>>
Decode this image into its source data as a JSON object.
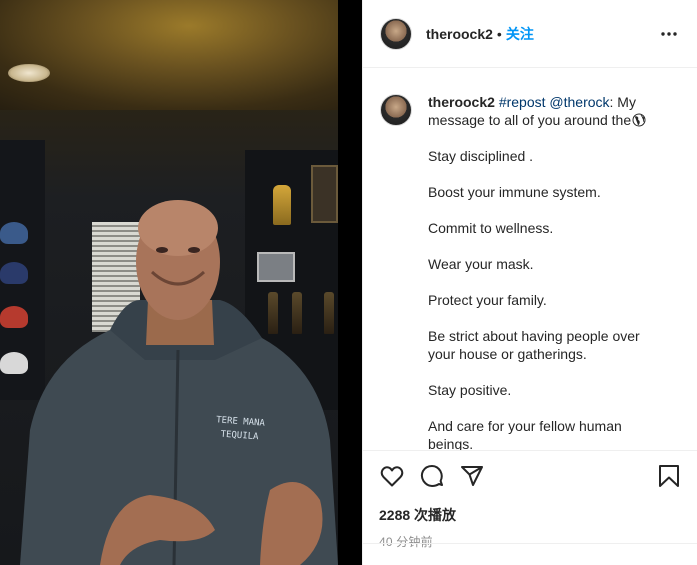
{
  "post": {
    "author": "theroock2",
    "follow_label": "关注",
    "separator": "•"
  },
  "caption": {
    "username": "theroock2",
    "hashtag": "#repost",
    "mention": "@therock",
    "intro": ": My message to all of you around the",
    "lines": [
      "Stay disciplined .",
      "Boost your immune system.",
      "Commit to wellness.",
      "Wear your mask.",
      "Protect your family.",
      "Be strict about having people over your house or gatherings.",
      "Stay positive.",
      "And care for your fellow human beings."
    ]
  },
  "video": {
    "hoodie_text_line1": "TERE MANA",
    "hoodie_text_line2": "TEQUILA"
  },
  "stats": {
    "views": "2288 次播放",
    "time": "40 分钟前"
  },
  "icons": [
    "more-icon",
    "globe-icon",
    "heart-icon",
    "comment-icon",
    "share-icon",
    "bookmark-icon"
  ]
}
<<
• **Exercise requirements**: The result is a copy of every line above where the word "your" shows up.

• **Response area**:
      "Boost your immune system.",
      "Wear your mask.",
      "Protect your family.",
      "Be strict about having people over your house or gatherings.",
      "And care for your fellow human beings."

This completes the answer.